This mourning is phenomenal. Something inside us has died “from not having come to grips with it.” And it is a mourning that was belittled and mocked for a long time. Championing the protection of whales at the École Normale Supérieure in the early 1990s was not for the faint of heart. You had to get up early indeed to insist that birdies were important. Human relations—relations among humans—trumped everything else: what we call the economy, culture, politics, justice, equality, liberty, fraternity. As for our protesting against the eating of other animals, we were few and poorly understood. We could not manage to make clear that concern for what is human did not preclude concern for the non-human, and that the programmed destruction of wild animals impacted us as well, as a species. We lacked conceptual tools and left ourselves wide open to accusations of sentimentalism and anthropomorphism.
To make humans killable, one need simply animalize them. Which makes them enslavable as well. The animal stereotype is ideologically quite useful for displacing the frontier between the killable and the non-killable, as well as the line between the free and the non-free. Although the great texts of Isaac B. Singer on animals are not yet translated in France, or meagerly at best, he does defend vegetarianism by declaring that “there is only one little step from killing animals to creating gas chambers à la Hitler and concentration camps à la Stalin,” and notes that in relation to animals, “all people are Nazis; for the animals it is an eternal Treblinka.” In the 1980s and ’90s, and even later, this discourse was generally inaudible, and not just in France.
In The Silence of the Beasts (1998), Élisabeth de Fontenay was the first to dare to compare—carefully—what passed for incomparable in our Cartesian country: human suffering and animal suffering, the human abattoir and the animal abattoir. Since then there have been the necessary shock videos of the French animal rights organization L214, among others, but it is as if making us aware of our common animality/animal community required a violent assault on human thought, which we hold superior to all others.
By amputating our lives from other lives, however, by removing their modes of body language and varieties of intelligence from our lives, we will soon shrink our world. We have killed off more than the famous and oft-ridiculed dodo through our actions. Our animal alphabet has also lost, since 2006, the freshwater dolphin of the Yangtze River. Grey’s wallaby, a little two-toned kangaroo, was hunted down to the last one in the 1930s. The Canary Islands Oystercatcher suffered the same fate in the 1940s. The Caribbean monk seal went extinct in the 1950s. The Mexican grizzly bear, in the 1960s: adiós. The Round Island burrowing boa of Mauritius, 1970s, kaput.

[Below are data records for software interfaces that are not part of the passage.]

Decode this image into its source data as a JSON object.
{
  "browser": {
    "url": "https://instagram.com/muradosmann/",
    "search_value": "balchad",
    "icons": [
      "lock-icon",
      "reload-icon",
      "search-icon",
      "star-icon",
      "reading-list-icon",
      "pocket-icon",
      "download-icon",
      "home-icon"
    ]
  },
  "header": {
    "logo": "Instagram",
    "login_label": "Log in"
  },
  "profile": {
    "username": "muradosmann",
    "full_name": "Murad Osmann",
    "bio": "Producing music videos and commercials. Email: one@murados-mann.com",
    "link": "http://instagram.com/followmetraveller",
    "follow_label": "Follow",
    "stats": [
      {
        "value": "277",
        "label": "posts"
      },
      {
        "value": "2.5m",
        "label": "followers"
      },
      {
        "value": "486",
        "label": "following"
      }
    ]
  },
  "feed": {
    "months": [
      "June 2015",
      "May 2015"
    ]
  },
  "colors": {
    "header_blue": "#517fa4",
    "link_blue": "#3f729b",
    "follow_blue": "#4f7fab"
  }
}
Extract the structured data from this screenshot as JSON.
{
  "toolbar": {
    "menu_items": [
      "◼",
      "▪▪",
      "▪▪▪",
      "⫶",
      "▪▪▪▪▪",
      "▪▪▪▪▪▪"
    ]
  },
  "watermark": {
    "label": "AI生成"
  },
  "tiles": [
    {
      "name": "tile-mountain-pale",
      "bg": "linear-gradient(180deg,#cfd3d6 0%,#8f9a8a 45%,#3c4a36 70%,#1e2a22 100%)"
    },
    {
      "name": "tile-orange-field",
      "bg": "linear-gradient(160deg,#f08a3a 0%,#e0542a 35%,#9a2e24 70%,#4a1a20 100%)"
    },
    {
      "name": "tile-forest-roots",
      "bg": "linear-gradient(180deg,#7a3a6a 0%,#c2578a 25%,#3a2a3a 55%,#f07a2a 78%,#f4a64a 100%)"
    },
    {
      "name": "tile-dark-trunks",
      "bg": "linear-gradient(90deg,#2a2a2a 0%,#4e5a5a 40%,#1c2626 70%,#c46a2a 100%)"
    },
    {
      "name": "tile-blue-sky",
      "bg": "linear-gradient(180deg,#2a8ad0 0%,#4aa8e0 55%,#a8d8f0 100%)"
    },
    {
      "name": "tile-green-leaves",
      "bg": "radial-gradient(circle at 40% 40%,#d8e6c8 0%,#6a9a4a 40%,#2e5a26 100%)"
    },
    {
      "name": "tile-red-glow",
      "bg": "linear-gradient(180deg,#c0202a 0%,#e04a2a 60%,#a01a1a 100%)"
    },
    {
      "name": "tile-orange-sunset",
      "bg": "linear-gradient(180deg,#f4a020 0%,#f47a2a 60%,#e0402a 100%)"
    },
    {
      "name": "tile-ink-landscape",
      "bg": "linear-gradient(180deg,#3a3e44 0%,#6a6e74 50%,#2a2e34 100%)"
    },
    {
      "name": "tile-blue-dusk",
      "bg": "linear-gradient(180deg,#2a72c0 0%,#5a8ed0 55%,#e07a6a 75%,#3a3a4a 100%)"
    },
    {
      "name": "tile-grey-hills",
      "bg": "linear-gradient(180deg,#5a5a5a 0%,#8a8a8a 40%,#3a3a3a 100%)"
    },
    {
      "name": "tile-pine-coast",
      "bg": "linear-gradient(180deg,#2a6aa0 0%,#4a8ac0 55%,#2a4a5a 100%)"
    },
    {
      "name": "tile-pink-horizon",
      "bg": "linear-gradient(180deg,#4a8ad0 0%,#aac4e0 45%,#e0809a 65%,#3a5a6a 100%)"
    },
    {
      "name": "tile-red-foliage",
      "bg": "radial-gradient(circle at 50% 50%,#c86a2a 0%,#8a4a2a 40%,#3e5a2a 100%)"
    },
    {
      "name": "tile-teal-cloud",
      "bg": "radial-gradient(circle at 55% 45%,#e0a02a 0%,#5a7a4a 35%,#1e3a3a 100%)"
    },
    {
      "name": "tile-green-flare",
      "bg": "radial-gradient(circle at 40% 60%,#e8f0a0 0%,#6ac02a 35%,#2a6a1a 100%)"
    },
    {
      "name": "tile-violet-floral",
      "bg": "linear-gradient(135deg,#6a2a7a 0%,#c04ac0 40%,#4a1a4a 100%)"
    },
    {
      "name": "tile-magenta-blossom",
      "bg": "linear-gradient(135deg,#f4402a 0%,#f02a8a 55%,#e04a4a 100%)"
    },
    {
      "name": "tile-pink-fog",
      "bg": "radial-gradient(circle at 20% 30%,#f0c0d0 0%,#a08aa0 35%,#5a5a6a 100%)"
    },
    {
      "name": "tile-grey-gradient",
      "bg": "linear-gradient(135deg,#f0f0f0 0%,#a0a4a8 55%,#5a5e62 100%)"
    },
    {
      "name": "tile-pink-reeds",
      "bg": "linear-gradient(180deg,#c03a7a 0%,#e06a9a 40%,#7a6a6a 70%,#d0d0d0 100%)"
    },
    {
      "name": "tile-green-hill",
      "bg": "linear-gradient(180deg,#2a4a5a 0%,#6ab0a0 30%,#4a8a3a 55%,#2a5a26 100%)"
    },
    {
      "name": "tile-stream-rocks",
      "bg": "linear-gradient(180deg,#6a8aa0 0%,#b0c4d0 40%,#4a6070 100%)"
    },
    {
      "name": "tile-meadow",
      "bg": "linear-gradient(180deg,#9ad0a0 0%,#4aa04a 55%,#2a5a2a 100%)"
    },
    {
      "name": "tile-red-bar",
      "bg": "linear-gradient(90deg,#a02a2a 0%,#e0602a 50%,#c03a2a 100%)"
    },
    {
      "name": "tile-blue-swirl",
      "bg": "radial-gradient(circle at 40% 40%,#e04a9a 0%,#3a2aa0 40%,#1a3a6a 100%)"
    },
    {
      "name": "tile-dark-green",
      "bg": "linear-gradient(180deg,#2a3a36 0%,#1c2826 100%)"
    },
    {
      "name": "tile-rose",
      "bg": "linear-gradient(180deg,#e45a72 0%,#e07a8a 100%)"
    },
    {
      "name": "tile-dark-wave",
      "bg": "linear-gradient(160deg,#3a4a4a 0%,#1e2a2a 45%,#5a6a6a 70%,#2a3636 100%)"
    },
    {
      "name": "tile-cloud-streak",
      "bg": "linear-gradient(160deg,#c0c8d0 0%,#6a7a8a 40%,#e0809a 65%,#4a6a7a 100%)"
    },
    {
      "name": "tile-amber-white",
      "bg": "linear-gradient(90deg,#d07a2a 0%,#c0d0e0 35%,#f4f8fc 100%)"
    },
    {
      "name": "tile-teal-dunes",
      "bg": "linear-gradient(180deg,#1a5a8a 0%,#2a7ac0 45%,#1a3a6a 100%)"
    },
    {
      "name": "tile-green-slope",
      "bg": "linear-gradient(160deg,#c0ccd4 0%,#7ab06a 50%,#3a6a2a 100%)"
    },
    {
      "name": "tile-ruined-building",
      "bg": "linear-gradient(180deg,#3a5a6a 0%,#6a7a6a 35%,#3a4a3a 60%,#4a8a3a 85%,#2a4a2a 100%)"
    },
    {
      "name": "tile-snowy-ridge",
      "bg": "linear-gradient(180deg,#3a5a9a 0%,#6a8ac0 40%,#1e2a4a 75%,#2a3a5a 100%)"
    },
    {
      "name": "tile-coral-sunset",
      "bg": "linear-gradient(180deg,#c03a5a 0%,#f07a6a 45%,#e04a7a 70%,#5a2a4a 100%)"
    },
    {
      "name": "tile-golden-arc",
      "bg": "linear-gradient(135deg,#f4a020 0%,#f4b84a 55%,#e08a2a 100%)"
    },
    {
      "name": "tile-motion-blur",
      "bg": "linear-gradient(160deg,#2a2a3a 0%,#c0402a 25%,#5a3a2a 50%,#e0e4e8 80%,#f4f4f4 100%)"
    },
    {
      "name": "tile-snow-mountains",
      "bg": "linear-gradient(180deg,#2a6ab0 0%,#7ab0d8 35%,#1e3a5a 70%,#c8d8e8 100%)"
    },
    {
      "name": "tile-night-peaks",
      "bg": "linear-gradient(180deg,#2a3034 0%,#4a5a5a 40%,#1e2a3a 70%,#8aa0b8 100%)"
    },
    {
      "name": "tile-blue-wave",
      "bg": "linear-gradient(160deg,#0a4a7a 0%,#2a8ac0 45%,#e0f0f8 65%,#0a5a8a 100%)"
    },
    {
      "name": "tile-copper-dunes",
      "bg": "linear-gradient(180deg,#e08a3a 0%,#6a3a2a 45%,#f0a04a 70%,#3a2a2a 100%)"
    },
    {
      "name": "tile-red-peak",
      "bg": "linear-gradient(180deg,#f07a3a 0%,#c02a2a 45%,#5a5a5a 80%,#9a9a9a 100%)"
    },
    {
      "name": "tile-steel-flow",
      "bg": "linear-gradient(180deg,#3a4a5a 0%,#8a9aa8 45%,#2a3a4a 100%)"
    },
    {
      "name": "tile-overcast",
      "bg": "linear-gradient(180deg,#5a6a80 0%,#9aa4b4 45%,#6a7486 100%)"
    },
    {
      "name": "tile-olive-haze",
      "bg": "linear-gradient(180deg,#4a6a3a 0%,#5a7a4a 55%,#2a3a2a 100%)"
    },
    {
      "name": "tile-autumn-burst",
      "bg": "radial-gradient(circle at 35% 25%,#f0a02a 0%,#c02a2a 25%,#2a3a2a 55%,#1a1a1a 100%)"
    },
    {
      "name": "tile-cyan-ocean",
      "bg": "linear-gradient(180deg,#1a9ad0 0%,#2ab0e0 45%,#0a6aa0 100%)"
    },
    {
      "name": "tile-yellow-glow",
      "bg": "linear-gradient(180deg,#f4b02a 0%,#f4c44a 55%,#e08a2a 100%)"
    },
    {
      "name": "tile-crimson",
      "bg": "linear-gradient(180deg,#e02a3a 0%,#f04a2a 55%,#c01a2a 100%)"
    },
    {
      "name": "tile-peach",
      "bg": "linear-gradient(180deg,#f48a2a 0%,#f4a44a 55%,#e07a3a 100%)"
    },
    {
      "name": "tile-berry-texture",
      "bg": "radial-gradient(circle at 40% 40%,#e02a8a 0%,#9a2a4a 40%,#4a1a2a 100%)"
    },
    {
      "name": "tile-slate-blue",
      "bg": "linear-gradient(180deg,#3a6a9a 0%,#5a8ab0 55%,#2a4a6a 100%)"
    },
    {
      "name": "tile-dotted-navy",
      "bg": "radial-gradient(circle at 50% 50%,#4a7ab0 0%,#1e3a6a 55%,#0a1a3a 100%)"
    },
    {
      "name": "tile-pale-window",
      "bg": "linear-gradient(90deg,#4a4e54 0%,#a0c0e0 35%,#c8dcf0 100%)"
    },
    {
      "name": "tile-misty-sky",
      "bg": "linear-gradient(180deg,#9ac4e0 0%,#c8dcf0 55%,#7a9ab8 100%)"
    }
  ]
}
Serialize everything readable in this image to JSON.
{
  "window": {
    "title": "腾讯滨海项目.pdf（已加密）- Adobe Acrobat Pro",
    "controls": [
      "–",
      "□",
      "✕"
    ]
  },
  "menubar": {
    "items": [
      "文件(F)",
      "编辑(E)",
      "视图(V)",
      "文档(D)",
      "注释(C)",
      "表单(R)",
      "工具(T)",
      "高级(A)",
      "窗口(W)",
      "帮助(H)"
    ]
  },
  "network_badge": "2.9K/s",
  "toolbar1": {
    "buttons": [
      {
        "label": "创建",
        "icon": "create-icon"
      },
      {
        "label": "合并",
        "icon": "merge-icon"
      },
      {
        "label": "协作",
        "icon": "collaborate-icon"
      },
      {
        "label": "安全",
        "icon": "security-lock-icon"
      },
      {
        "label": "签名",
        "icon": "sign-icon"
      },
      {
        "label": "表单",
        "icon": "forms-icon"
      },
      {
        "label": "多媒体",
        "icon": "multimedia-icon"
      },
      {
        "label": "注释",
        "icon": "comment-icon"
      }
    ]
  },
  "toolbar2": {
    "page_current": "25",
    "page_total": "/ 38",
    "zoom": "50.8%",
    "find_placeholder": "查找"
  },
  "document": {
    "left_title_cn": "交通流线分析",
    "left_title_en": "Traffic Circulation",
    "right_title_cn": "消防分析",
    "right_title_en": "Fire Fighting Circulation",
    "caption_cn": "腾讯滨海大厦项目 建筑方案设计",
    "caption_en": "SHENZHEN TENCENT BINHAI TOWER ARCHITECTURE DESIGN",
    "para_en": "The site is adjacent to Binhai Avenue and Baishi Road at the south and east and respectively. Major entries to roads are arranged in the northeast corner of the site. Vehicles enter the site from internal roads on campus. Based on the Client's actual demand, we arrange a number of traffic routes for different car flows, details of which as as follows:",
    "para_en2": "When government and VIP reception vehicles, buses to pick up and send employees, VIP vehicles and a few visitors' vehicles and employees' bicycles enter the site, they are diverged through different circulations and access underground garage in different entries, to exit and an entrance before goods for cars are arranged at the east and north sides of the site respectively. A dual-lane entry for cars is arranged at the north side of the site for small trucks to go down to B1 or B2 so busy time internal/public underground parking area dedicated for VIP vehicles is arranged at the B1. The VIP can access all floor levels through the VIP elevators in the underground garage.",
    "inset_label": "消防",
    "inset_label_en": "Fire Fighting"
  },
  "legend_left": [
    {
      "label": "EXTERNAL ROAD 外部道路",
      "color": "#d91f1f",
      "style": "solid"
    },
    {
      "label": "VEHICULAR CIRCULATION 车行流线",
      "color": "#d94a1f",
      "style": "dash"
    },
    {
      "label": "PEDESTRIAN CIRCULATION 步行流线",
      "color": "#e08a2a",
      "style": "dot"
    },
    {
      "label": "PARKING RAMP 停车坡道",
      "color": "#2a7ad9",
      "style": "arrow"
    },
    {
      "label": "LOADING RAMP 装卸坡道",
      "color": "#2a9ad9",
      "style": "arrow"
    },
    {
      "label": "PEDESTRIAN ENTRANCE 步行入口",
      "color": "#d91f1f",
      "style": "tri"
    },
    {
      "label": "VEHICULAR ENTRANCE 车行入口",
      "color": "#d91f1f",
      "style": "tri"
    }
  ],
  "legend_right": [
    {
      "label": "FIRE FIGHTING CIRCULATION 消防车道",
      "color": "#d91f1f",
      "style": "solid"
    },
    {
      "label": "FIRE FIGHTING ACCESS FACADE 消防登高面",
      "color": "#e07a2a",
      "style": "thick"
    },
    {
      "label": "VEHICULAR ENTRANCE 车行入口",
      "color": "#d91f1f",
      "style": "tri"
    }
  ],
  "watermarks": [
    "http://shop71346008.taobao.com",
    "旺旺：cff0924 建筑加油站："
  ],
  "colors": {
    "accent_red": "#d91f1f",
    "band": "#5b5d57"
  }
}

Soon the right whales in the bay of Biscay, the Indonesian deer-pigs, the Ganges gavial, the Saharan cheetah, the Amur leopard, the Californian red wolf, the Muriqui monkey of the Northern Amazon, the okapi of the Ituri rainforest in the DRC, the hawksbill turtle and still more living and unique creatures will go missing.
And the bestiary of our books is shrinking, and the soundtrack of our nights is fading, and we no longer know—stunned, distraught—what we have lost.
Translated from the French by Linda Coverdale